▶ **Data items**

* * * * * * * * *

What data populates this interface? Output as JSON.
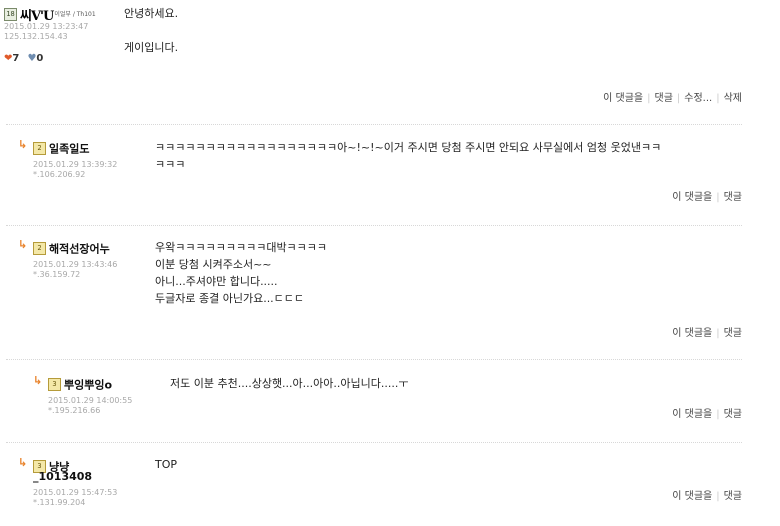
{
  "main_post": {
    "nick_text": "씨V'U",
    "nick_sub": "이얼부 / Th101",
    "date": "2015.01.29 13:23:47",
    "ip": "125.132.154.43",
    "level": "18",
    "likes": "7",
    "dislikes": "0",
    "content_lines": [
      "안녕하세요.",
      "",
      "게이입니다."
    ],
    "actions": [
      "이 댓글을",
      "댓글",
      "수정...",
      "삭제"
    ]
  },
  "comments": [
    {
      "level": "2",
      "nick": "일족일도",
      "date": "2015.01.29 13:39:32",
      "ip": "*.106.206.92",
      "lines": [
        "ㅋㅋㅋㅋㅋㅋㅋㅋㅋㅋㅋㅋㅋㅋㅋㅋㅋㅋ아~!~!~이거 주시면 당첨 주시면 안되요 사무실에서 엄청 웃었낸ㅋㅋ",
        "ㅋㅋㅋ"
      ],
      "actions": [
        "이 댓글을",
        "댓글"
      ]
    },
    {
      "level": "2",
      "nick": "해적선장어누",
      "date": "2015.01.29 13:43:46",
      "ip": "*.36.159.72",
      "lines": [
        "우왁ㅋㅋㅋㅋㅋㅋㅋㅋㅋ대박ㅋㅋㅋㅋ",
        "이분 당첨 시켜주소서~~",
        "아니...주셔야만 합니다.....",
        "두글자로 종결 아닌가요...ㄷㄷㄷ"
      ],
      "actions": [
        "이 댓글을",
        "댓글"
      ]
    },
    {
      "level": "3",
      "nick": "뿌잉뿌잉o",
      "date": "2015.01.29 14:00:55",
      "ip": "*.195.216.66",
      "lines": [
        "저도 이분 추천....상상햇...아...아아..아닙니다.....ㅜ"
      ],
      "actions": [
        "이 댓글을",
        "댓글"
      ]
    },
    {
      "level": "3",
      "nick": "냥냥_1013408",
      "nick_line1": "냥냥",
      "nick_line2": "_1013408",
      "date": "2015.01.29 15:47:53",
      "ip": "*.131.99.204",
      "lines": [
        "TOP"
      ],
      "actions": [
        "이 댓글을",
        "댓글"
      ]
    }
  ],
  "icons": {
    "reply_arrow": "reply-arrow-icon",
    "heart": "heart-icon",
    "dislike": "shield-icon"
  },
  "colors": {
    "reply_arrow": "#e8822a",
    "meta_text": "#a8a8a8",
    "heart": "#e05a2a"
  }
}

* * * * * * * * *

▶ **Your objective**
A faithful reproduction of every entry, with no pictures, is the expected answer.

▶ **Written answer**
What data populates this interface? Output as JSON.
{
  "main_post": {
    "nick_text": "씨V'U",
    "nick_sub": "이얼부 / Th101",
    "date": "2015.01.29 13:23:47",
    "ip": "125.132.154.43",
    "level": "18",
    "likes": "7",
    "dislikes": "0",
    "content_lines": [
      "안녕하세요.",
      "",
      "게이입니다."
    ],
    "actions": [
      "이 댓글을",
      "댓글",
      "수정...",
      "삭제"
    ]
  },
  "comments": [
    {
      "level": "2",
      "nick": "일족일도",
      "date": "2015.01.29 13:39:32",
      "ip": "*.106.206.92",
      "lines": [
        "ㅋㅋㅋㅋㅋㅋㅋㅋㅋㅋㅋㅋㅋㅋㅋㅋㅋㅋ아~!~!~이거 주시면 당첨 주시면 안되요 사무실에서 엄청 웃었낸ㅋㅋ",
        "ㅋㅋㅋ"
      ],
      "actions": [
        "이 댓글을",
        "댓글"
      ]
    },
    {
      "level": "2",
      "nick": "해적선장어누",
      "date": "2015.01.29 13:43:46",
      "ip": "*.36.159.72",
      "lines": [
        "우왁ㅋㅋㅋㅋㅋㅋㅋㅋㅋ대박ㅋㅋㅋㅋ",
        "이분 당첨 시켜주소서~~",
        "아니...주셔야만 합니다.....",
        "두글자로 종결 아닌가요...ㄷㄷㄷ"
      ],
      "actions": [
        "이 댓글을",
        "댓글"
      ]
    },
    {
      "level": "3",
      "nick": "뿌잉뿌잉o",
      "date": "2015.01.29 14:00:55",
      "ip": "*.195.216.66",
      "lines": [
        "저도 이분 추천....상상햇...아...아아..아닙니다.....ㅜ"
      ],
      "actions": [
        "이 댓글을",
        "댓글"
      ]
    },
    {
      "level": "3",
      "nick": "냥냥_1013408",
      "nick_line1": "냥냥",
      "nick_line2": "_1013408",
      "date": "2015.01.29 15:47:53",
      "ip": "*.131.99.204",
      "lines": [
        "TOP"
      ],
      "actions": [
        "이 댓글을",
        "댓글"
      ]
    }
  ],
  "icons": {
    "reply_arrow": "reply-arrow-icon",
    "heart": "heart-icon",
    "dislike": "shield-icon"
  },
  "colors": {
    "reply_arrow": "#e8822a",
    "meta_text": "#a8a8a8",
    "heart": "#e05a2a"
  }
}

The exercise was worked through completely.